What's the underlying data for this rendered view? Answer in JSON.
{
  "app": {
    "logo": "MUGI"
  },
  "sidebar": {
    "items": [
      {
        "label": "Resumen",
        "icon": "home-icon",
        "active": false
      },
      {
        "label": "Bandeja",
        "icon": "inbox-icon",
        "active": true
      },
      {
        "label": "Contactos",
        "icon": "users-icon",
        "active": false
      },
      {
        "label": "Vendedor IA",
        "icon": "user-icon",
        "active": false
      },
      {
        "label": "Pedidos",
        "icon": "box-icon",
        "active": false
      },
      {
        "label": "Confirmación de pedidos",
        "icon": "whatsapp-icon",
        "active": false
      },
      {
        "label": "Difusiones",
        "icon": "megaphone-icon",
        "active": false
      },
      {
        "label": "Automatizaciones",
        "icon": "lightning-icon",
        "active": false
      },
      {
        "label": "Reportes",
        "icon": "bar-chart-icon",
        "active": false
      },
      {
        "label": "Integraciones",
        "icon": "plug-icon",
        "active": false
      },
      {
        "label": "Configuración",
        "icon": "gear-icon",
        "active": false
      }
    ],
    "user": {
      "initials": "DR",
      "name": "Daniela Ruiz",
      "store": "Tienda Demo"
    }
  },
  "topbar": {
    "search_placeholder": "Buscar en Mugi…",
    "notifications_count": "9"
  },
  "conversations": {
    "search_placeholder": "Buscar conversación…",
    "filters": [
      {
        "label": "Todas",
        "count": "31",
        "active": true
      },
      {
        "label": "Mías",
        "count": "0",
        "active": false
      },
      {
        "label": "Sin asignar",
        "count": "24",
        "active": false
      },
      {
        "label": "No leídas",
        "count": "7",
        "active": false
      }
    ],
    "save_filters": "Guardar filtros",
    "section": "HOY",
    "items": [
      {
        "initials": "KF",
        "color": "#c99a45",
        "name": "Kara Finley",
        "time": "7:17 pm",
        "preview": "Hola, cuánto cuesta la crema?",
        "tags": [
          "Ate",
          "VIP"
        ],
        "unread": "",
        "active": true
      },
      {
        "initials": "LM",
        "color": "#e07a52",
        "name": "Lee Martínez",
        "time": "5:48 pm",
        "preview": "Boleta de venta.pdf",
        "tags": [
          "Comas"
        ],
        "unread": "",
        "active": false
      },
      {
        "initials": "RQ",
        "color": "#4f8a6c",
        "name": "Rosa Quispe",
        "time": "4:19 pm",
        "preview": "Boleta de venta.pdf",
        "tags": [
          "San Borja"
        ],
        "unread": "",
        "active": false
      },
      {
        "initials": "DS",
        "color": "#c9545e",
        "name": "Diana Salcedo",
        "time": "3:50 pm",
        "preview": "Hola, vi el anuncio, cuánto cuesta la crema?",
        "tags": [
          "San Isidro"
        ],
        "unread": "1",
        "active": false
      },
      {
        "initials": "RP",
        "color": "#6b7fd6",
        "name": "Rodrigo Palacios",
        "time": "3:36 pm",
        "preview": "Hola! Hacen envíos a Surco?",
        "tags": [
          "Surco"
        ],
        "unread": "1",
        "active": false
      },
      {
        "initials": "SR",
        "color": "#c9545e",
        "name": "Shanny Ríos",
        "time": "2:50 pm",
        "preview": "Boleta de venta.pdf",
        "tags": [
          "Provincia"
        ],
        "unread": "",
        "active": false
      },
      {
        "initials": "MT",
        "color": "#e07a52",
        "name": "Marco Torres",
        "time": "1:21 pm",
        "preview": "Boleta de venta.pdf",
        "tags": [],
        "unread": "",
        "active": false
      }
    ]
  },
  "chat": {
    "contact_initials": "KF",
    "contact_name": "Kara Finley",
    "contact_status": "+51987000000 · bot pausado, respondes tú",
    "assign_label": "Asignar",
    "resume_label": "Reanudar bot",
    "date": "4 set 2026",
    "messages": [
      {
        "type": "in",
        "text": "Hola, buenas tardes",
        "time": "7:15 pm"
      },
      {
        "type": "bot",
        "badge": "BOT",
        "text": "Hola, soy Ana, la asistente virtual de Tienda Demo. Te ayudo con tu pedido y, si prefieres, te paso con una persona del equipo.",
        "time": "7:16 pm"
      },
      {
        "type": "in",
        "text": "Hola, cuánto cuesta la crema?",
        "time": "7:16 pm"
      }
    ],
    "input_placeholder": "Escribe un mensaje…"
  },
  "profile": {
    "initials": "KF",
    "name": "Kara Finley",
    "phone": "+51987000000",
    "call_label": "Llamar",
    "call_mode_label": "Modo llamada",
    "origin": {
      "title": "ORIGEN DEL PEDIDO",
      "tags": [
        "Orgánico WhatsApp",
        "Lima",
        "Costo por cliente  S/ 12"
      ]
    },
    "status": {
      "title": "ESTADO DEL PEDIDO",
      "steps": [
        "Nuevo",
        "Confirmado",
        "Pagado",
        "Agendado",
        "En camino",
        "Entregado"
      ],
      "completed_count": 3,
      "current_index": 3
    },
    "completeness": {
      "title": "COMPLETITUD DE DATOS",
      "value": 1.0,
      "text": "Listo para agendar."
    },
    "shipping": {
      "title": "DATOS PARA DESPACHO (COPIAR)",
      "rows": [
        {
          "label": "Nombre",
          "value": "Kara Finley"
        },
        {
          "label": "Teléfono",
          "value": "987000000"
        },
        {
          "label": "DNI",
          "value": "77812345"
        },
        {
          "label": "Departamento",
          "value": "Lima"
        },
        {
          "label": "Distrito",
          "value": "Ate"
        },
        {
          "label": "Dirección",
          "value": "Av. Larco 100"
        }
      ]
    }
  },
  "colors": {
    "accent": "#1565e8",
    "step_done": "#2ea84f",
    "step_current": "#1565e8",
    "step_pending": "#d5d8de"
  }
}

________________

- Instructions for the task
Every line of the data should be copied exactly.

- Your response
What's the underlying data for this rendered view? Answer in JSON.
{
  "app": {
    "logo": "MUGI"
  },
  "sidebar": {
    "items": [
      {
        "label": "Resumen",
        "icon": "home-icon",
        "active": false
      },
      {
        "label": "Bandeja",
        "icon": "inbox-icon",
        "active": true
      },
      {
        "label": "Contactos",
        "icon": "users-icon",
        "active": false
      },
      {
        "label": "Vendedor IA",
        "icon": "user-icon",
        "active": false
      },
      {
        "label": "Pedidos",
        "icon": "box-icon",
        "active": false
      },
      {
        "label": "Confirmación de pedidos",
        "icon": "whatsapp-icon",
        "active": false
      },
      {
        "label": "Difusiones",
        "icon": "megaphone-icon",
        "active": false
      },
      {
        "label": "Automatizaciones",
        "icon": "lightning-icon",
        "active": false
      },
      {
        "label": "Reportes",
        "icon": "bar-chart-icon",
        "active": false
      },
      {
        "label": "Integraciones",
        "icon": "plug-icon",
        "active": false
      },
      {
        "label": "Configuración",
        "icon": "gear-icon",
        "active": false
      }
    ],
    "user": {
      "initials": "DR",
      "name": "Daniela Ruiz",
      "store": "Tienda Demo"
    }
  },
  "topbar": {
    "search_placeholder": "Buscar en Mugi…",
    "notifications_count": "9"
  },
  "conversations": {
    "search_placeholder": "Buscar conversación…",
    "filters": [
      {
        "label": "Todas",
        "count": "31",
        "active": true
      },
      {
        "label": "Mías",
        "count": "0",
        "active": false
      },
      {
        "label": "Sin asignar",
        "count": "24",
        "active": false
      },
      {
        "label": "No leídas",
        "count": "7",
        "active": false
      }
    ],
    "save_filters": "Guardar filtros",
    "section": "HOY",
    "items": [
      {
        "initials": "KF",
        "color": "#c99a45",
        "name": "Kara Finley",
        "time": "7:17 pm",
        "preview": "Hola, cuánto cuesta la crema?",
        "tags": [
          "Ate",
          "VIP"
        ],
        "unread": "",
        "active": true
      },
      {
        "initials": "LM",
        "color": "#e07a52",
        "name": "Lee Martínez",
        "time": "5:48 pm",
        "preview": "Boleta de venta.pdf",
        "tags": [
          "Comas"
        ],
        "unread": "",
        "active": false
      },
      {
        "initials": "RQ",
        "color": "#4f8a6c",
        "name": "Rosa Quispe",
        "time": "4:19 pm",
        "preview": "Boleta de venta.pdf",
        "tags": [
          "San Borja"
        ],
        "unread": "",
        "active": false
      },
      {
        "initials": "DS",
        "color": "#c9545e",
        "name": "Diana Salcedo",
        "time": "3:50 pm",
        "preview": "Hola, vi el anuncio, cuánto cuesta la crema?",
        "tags": [
          "San Isidro"
        ],
        "unread": "1",
        "active": false
      },
      {
        "initials": "RP",
        "color": "#6b7fd6",
        "name": "Rodrigo Palacios",
        "time": "3:36 pm",
        "preview": "Hola! Hacen envíos a Surco?",
        "tags": [
          "Surco"
        ],
        "unread": "1",
        "active": false
      },
      {
        "initials": "SR",
        "color": "#c9545e",
        "name": "Shanny Ríos",
        "time": "2:50 pm",
        "preview": "Boleta de venta.pdf",
        "tags": [
          "Provincia"
        ],
        "unread": "",
        "active": false
      },
      {
        "initials": "MT",
        "color": "#e07a52",
        "name": "Marco Torres",
        "time": "1:21 pm",
        "preview": "Boleta de venta.pdf",
        "tags": [],
        "unread": "",
        "active": false
      }
    ]
  },
  "chat": {
    "contact_initials": "KF",
    "contact_name": "Kara Finley",
    "contact_status": "+51987000000 · bot pausado, respondes tú",
    "assign_label": "Asignar",
    "resume_label": "Reanudar bot",
    "date": "4 set 2026",
    "messages": [
      {
        "type": "in",
        "text": "Hola, buenas tardes",
        "time": "7:15 pm"
      },
      {
        "type": "bot",
        "badge": "BOT",
        "text": "Hola, soy Ana, la asistente virtual de Tienda Demo. Te ayudo con tu pedido y, si prefieres, te paso con una persona del equipo.",
        "time": "7:16 pm"
      },
      {
        "type": "in",
        "text": "Hola, cuánto cuesta la crema?",
        "time": "7:16 pm"
      }
    ],
    "input_placeholder": "Escribe un mensaje…"
  },
  "profile": {
    "initials": "KF",
    "name": "Kara Finley",
    "phone": "+51987000000",
    "call_label": "Llamar",
    "call_mode_label": "Modo llamada",
    "origin": {
      "title": "ORIGEN DEL PEDIDO",
      "tags": [
        "Orgánico WhatsApp",
        "Lima",
        "Costo por cliente  S/ 12"
      ]
    },
    "status": {
      "title": "ESTADO DEL PEDIDO",
      "steps": [
        "Nuevo",
        "Confirmado",
        "Pagado",
        "Agendado",
        "En camino",
        "Entregado"
      ],
      "completed_count": 3,
      "current_index": 3
    },
    "completeness": {
      "title": "COMPLETITUD DE DATOS",
      "value": 1.0,
      "text": "Listo para agendar."
    },
    "shipping": {
      "title": "DATOS PARA DESPACHO (COPIAR)",
      "rows": [
        {
          "label": "Nombre",
          "value": "Kara Finley"
        },
        {
          "label": "Teléfono",
          "value": "987000000"
        },
        {
          "label": "DNI",
          "value": "77812345"
        },
        {
          "label": "Departamento",
          "value": "Lima"
        },
        {
          "label": "Distrito",
          "value": "Ate"
        },
        {
          "label": "Dirección",
          "value": "Av. Larco 100"
        }
      ]
    }
  },
  "colors": {
    "accent": "#1565e8",
    "step_done": "#2ea84f",
    "step_current": "#1565e8",
    "step_pending": "#d5d8de"
  }
}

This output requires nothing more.